Queuing up the title track of Bruce Springsteen’s The Ghost of Tom Joad, I could make out the finer details of The Boss’s acoustic guitar performance, and I liked the warm, rising synthesizer tones and steady percussion. Next up was Vlado Perlemuter’s rendition of Maurice Ravel’s solo piano works on the Nimbus Records label. Solo piano can be tricky for budget and mid-range headsets, but the AU Stream ANC earbuds adroitly handled the Ravel performance, accurately reproducing the audio soundstage of the concert hall. Finally, the pulsing beats of Ciara’s “Level Up” sounded deep without veering into an overbearing boominess.
The AU Stream ANC earbuds also did a nice job of screening out the low-frequency roars of (for example) car engines, air conditioners, and subway cars. Indeed, I was impressed by how well the earbuds managed to screen out the deafening roar of a New York City subway train as it rumbled into the station. I could still hear its squealing brakes, as well as the chatter of fellow straphangers (mind you, most active noise-cancelling headsets allow high-frequency sounds to get through), but it was a relief to be able to listen to a podcast without frequently missing something because a train was going by.
That said, the dual mics on the AU Stream ANC earbuds also picked up a fair amount of wind noise, which got to be fairly distracting as I walked down the street on a moderately breezy day.
Back on the plus side, the wireless earbuds never went out of sync during my testing. For a brief period during my tests, only one of the earbuds would connect to my iPhone, but the problem cleared itself up after I disconnected and reconnected the earbuds, and the glitch never recurred. Also, the range of the AU Stream ANC earbuds was excellent; I was able to walk more than 80 feet away from my iPhone before the earbuds disconnected, easily besting Ausounds’s claim of a 33-foot range.
Ausounds promises six hours of talk time or music out of the AU Stream ANC’s batteries, or five hours with active noise cancelling engaged, plus an additional 15 hours from the charging case. During my testing, I regularly listed to the earbuds for the better part of an afternoon and ended up with juice to spare.
The AU Stream ANC wireless earphones deliver impressive sound and effective active noise cancellation in a comfortable, water-resistant design. We wish the earbuds would slide into the charging case more smoothly, and we also wouldn’t have minded aptX support for CD-like sound quality, but we’re not complaining too much given the reasonably $150 price tag.

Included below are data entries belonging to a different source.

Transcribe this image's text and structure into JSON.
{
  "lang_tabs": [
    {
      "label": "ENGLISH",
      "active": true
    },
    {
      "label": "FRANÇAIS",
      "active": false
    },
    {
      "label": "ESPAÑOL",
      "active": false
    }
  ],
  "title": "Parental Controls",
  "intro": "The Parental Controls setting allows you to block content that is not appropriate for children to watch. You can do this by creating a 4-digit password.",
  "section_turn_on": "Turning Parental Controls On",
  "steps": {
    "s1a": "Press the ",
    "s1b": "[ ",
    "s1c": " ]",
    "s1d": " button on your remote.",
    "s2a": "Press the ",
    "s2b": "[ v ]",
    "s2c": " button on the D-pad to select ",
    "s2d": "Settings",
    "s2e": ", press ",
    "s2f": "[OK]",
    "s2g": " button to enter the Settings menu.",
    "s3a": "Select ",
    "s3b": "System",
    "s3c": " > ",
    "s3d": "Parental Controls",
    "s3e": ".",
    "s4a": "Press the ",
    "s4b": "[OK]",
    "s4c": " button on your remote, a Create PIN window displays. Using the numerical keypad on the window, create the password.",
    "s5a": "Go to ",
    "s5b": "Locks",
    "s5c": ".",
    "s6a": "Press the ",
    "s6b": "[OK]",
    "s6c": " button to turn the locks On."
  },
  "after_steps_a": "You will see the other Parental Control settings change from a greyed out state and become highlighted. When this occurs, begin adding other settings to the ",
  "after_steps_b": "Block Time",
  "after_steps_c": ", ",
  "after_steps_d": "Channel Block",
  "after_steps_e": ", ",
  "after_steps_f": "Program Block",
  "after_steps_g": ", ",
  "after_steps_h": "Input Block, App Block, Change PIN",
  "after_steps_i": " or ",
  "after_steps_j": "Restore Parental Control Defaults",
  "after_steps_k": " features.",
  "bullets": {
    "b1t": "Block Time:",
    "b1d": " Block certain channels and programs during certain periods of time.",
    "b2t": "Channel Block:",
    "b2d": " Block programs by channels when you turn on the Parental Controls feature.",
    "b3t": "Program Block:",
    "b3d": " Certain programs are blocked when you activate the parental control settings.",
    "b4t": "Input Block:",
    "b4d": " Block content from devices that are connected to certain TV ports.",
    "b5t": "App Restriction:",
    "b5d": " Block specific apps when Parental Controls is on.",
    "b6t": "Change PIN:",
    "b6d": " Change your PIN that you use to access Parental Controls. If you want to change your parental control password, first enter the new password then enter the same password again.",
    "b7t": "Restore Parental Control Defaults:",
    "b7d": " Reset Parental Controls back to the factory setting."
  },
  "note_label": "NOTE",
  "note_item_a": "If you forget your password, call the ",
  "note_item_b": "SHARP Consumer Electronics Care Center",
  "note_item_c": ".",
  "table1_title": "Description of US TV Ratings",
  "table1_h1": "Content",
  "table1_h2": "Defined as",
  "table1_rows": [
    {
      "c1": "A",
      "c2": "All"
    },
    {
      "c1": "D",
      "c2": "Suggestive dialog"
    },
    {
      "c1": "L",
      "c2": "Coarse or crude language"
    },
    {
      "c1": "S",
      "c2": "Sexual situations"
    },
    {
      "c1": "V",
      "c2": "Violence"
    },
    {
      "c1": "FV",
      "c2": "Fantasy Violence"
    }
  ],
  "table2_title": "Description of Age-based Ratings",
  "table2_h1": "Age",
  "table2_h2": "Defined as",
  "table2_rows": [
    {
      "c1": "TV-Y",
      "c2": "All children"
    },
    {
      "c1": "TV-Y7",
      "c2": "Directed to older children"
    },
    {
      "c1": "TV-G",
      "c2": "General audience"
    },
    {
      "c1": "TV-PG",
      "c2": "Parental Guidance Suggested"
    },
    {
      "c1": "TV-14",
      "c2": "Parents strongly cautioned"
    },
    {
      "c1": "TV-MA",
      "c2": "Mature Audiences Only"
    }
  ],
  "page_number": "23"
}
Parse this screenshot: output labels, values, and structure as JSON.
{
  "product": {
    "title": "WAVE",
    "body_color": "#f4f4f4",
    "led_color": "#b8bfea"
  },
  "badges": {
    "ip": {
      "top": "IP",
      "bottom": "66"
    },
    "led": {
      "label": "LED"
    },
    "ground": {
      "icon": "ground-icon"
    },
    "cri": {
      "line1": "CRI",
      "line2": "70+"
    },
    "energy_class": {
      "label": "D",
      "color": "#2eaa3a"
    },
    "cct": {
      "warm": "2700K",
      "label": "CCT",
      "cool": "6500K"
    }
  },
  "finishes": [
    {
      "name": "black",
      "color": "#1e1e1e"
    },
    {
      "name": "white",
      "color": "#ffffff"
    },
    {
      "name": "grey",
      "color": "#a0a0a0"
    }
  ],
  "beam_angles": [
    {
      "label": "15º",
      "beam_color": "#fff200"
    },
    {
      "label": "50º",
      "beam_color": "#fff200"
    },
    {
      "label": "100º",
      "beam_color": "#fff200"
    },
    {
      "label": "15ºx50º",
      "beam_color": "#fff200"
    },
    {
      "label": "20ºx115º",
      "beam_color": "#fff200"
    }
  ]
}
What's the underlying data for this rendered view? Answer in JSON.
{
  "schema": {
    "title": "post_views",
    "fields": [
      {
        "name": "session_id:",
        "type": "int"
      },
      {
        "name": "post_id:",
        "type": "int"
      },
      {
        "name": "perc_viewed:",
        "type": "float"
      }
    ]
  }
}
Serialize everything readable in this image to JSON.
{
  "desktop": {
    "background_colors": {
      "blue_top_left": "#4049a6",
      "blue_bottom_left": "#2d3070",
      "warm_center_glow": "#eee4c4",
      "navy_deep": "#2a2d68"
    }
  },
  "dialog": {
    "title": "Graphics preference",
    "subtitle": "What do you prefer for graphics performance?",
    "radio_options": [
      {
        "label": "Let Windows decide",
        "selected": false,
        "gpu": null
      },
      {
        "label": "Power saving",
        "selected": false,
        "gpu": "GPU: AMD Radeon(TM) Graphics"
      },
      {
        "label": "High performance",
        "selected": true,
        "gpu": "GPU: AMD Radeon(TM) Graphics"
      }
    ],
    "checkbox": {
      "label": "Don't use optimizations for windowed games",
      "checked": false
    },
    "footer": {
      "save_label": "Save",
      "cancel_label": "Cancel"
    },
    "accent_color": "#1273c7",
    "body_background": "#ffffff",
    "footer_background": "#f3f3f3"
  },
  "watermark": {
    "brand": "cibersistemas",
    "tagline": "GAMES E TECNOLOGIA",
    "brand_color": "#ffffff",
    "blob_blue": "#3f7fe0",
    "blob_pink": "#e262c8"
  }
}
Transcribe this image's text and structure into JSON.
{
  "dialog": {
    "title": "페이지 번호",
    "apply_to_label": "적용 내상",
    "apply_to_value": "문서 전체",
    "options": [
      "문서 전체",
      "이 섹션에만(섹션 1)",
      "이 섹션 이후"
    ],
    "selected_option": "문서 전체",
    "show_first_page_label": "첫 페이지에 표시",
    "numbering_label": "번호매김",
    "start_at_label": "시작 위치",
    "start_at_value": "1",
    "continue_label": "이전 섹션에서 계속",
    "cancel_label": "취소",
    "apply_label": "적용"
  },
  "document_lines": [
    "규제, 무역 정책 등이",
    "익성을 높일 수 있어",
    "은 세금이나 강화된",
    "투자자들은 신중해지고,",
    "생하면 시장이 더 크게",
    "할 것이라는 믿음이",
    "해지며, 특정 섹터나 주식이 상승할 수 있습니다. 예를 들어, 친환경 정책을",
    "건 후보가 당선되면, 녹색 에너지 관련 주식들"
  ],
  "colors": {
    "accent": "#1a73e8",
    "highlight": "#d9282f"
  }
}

Ben has been writing about technology and consumer electronics for more than 20 years. A PCWorld contributor since 2014, Ben joined TechHive in 2019, where he covers smart speakers, soundbars, and other smart and home-theater devices. You can follow Ben on Twitter.